New left formations like the Party for Socialism and Liberty (PSOL) in Brazil, SYRIZA in Greece, die Linke in Germany, Rifondazione Communista in Italy have arisen. However, the development of these formations shows the need for them to base themselves on the struggles of workers and youth and link them to a socialist programme to transform society. If they fall into the trap of taking part in pro-capitalist governments, like the RC in Italy, they will end in existential crisis or fall apart.

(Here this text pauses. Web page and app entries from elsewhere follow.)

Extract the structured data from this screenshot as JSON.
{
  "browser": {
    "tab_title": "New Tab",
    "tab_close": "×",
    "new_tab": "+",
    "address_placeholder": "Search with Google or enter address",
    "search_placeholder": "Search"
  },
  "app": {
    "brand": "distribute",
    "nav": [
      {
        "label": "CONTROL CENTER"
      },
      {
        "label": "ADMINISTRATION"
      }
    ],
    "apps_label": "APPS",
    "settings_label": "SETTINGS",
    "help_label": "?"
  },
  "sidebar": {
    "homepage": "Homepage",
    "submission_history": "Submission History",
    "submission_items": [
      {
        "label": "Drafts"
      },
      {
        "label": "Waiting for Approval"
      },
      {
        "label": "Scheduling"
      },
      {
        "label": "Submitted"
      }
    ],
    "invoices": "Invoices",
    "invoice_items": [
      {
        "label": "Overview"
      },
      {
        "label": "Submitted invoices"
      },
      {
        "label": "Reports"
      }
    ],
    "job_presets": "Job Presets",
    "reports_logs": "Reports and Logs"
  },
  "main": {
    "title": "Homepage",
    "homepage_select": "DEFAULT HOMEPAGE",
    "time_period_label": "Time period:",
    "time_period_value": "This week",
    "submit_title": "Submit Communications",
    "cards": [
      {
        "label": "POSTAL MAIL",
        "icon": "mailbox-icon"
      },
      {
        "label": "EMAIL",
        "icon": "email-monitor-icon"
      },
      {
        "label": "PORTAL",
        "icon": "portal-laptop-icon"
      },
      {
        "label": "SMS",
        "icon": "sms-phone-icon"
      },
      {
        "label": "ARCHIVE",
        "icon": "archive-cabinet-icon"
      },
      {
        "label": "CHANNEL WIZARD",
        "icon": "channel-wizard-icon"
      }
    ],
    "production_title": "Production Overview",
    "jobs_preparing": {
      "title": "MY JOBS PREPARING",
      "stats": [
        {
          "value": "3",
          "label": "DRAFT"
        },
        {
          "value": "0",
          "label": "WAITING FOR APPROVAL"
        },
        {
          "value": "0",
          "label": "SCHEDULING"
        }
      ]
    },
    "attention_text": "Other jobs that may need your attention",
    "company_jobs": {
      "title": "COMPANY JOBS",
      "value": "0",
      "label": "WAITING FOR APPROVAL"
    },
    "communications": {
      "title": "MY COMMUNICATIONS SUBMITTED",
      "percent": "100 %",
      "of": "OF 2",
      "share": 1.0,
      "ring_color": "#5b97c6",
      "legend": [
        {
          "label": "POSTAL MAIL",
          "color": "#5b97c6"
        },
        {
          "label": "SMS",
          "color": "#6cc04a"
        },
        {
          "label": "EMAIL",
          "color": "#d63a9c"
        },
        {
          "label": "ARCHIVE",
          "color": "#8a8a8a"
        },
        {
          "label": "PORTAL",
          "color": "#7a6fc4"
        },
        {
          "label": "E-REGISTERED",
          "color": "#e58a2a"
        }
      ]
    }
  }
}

The mass of the working class has not yet drawn clear socialist conclusions. But the crisis has exposed the bankruptcy of capitalism, providing the best opportunity to make the case for socialism since the October Revolution. The DSM proposes a transitional approach, linking the everyday struggle for reforms to the overthrow of capitalism and the socialist reconstruction of society.
For a general strike for service delivery
The DSM tabled for debate a resolution at the 20 March Gauteng CDL consultative conference entitled “For a general strike for service delivery and a campaign for the formation of a new socialist mass party!” (see the DSM website www.socialistsouthafrica.co.za). We propose the CDL campaigns for a conference of all communities in struggle, appeals to rank-and-file unionists, for a national day of action – a service delivery general strike. We propose that the CDL campaigns for communities to contest the 2011 local government elections independently. We also call on the CDL to commit to the formation of a new mass workers’ party on a socialist programme. These proposals received support from many activists at the meeting.